Derelict Trawlers in Astoria Removed by Northwest Demolition

Photo by Peter Marsh.

Fishermen’s News regularly features Pacific Northwest boatyards extending the life of older trawlers with hull inserts or sponsons, but there are also many aging fishing vessels that are beyond repair occupying valuable space on the waterfront.

Four old steel trawlers of 70-to-80 feet in length were hauled out at the Tongue Point shipyard in Astoria, Ore. in the late 1990s and sat there until there was no hope that they could ever be re-launched.

Time finally ran out this year when Hyak Maritime, the property owner, began implementing a plan to turn the former World War II seaplane base into a modern haul-out facility.

After an inspection confirmed there were no hazardous materials on board, Hyak contracted with Northwest Demolition and Dismantling Inc. of Tigard, Oregon to remove all four derelicts.

The company, which has demolished old docks, warehouses and boats in many ports on the West Coast, Hawaii and on Pacific atolls like Midway and Kwajalein, sent a Volvo excavator equipped with a heavy-duty boom and hydraulic shear, which can reduce a quarter-inch steel hull to a pile of scrap in one or two days, with a couple more needed to load the debris into a dump truck for recycling.

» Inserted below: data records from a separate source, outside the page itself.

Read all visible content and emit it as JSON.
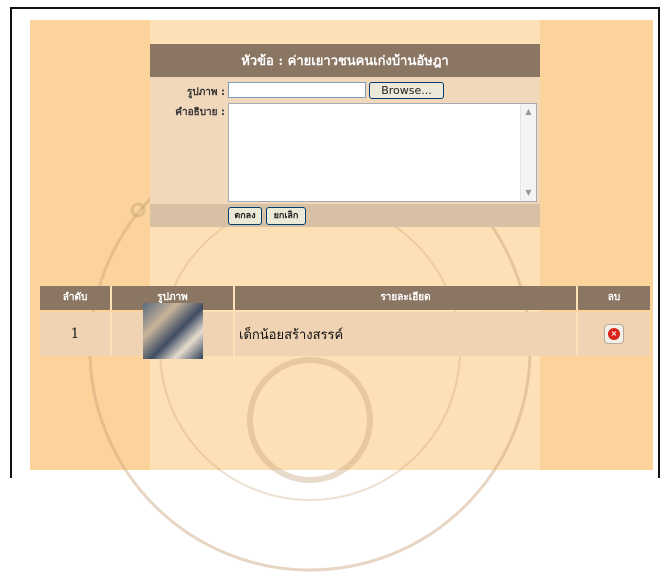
{
  "form": {
    "title": "หัวข้อ : ค่ายเยาวชนคนเก่งบ้านอัษฎา",
    "image_label": "รูปภาพ :",
    "file_value": "",
    "browse_label": "Browse...",
    "description_label": "คำอธิบาย :",
    "description_value": "",
    "ok_label": "ตกลง",
    "cancel_label": "ยกเลิก"
  },
  "table": {
    "headers": [
      "ลำดับ",
      "รูปภาพ",
      "รายละเอียด",
      "ลบ"
    ],
    "rows": [
      {
        "index": "1",
        "detail": "เด็กน้อยสร้างสรรค์"
      }
    ]
  },
  "colors": {
    "header_bg": "#8b7663",
    "canvas_bg": "#fcd39a",
    "delete_icon": "#d9231b"
  }
}
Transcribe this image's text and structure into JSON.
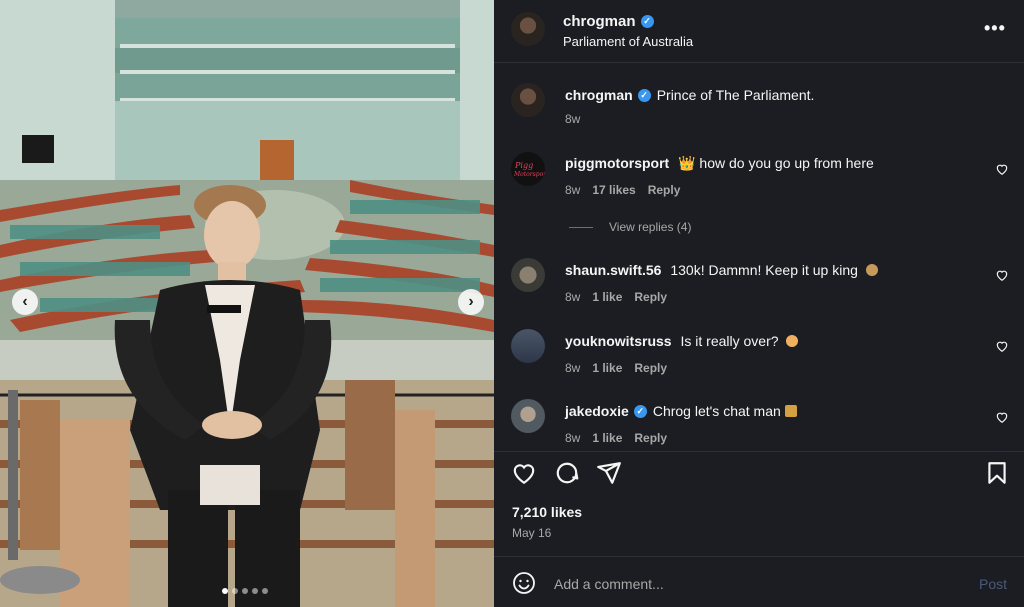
{
  "post": {
    "username": "chrogman",
    "location": "Parliament of Australia",
    "caption": "Prince of The Parliament.",
    "caption_age": "8w",
    "likes": "7,210 likes",
    "date": "May 16",
    "carousel": {
      "slide_count": 5,
      "current": 1
    }
  },
  "header": {
    "more_label": "•••"
  },
  "replies": {
    "view_label": "View replies (4)"
  },
  "comments": [
    {
      "user": "piggmotorsport",
      "text": "👑 how do you go up from here",
      "age": "8w",
      "likes": "17 likes",
      "reply": "Reply"
    },
    {
      "user": "shaun.swift.56",
      "text": "130k! Dammn! Keep it up king",
      "age": "8w",
      "likes": "1 like",
      "reply": "Reply"
    },
    {
      "user": "youknowitsruss",
      "text": "Is it really over?",
      "age": "8w",
      "likes": "1 like",
      "reply": "Reply"
    },
    {
      "user": "jakedoxie",
      "text": "Chrog let's chat man",
      "age": "8w",
      "likes": "1 like",
      "reply": "Reply"
    }
  ],
  "composer": {
    "placeholder": "Add a comment...",
    "post_label": "Post"
  },
  "icons": [
    "more-icon",
    "verified-icon",
    "heart-icon",
    "comment-icon",
    "share-icon",
    "bookmark-icon",
    "emoji-icon",
    "chevron-left-icon",
    "chevron-right-icon"
  ],
  "colors": {
    "panel_bg": "#1c1d22",
    "verified": "#3897f0",
    "muted": "#a8a8a8",
    "post_disabled": "#4a5a7a"
  }
}
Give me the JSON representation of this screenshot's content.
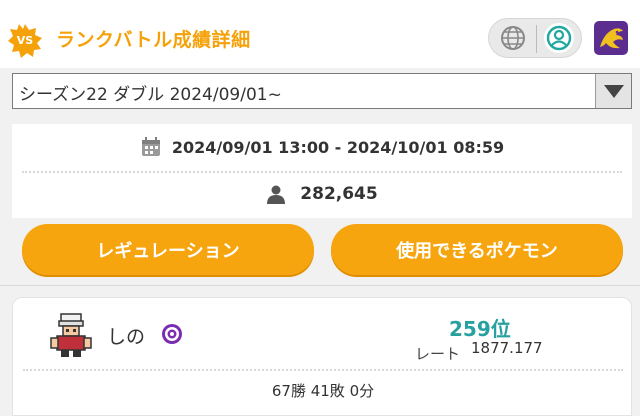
{
  "header": {
    "badge_text": "VS",
    "title": "ランクバトル成績詳細",
    "icons": [
      "globe-icon",
      "user-circle-icon",
      "trainer-avatar"
    ],
    "accent_color": "#f5a20a"
  },
  "season_select": {
    "selected": "シーズン22 ダブル 2024/09/01~"
  },
  "info": {
    "period": "2024/09/01 13:00 - 2024/10/01 08:59",
    "participants": "282,645"
  },
  "buttons": {
    "regulation": "レギュレーション",
    "usable_pokemon": "使用できるポケモン",
    "color": "#f7a50f"
  },
  "player": {
    "name": "しの",
    "rank": "259位",
    "rate_label": "レート",
    "rate_value": "1877.177",
    "record": "67勝 41敗 0分",
    "rank_color": "#27a0a0"
  }
}
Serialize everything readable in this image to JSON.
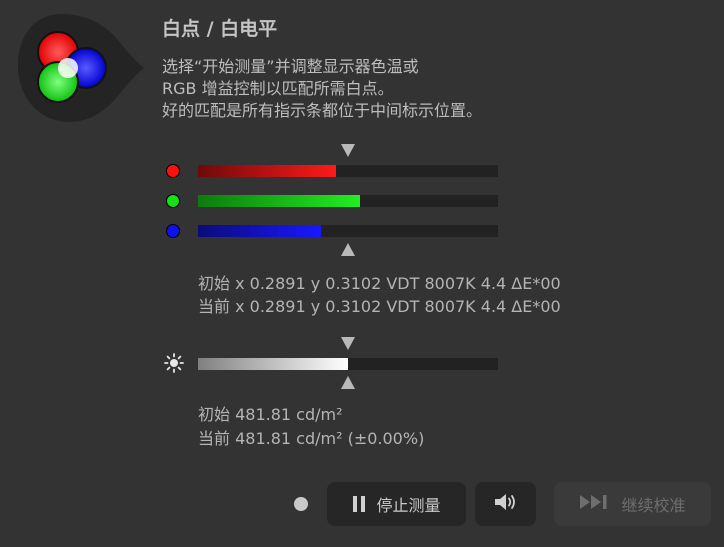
{
  "header": {
    "title": "白点 / 白电平",
    "instructions": [
      "选择“开始测量”并调整显示器色温或",
      "RGB 增益控制以匹配所需白点。",
      "好的匹配是所有指示条都位于中间标示位置。"
    ]
  },
  "channels": [
    {
      "name": "red",
      "color": "#ff1010",
      "fill_gradient": [
        "#6e0a0a",
        "#ff1a1a"
      ],
      "level_fraction": 0.46
    },
    {
      "name": "green",
      "color": "#17e017",
      "fill_gradient": [
        "#0d7a0d",
        "#22ee22"
      ],
      "level_fraction": 0.54
    },
    {
      "name": "blue",
      "color": "#1010ee",
      "fill_gradient": [
        "#0b0b7a",
        "#1818ff"
      ],
      "level_fraction": 0.41
    }
  ],
  "readouts": {
    "initial": "初始 x 0.2891 y 0.3102 VDT 8007K 4.4 ΔE*00",
    "current": "当前 x 0.2891 y 0.3102 VDT 8007K 4.4 ΔE*00"
  },
  "brightness": {
    "icon": "sun-icon",
    "level_fraction": 0.5,
    "initial": "初始 481.81 cd/m²",
    "current": "当前 481.81 cd/m² (±0.00%)"
  },
  "controls": {
    "stop_label": "停止测量",
    "continue_label": "继续校准",
    "pause_icon": "pause-icon",
    "sound_icon": "speaker-icon",
    "skip_icon": "skip-forward-icon",
    "status_icon": "status-dot-icon"
  },
  "colors": {
    "background": "#333333",
    "track": "#222222",
    "button": "#262626",
    "button_disabled": "#3a3a3a"
  }
}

Northwest Demolition’s 65-year record includes many high-profile federal projects like dam removal and environmental remediation; it was acquired by Arctic Slope Regional Corp., an Alaska Native corporation, in 2019.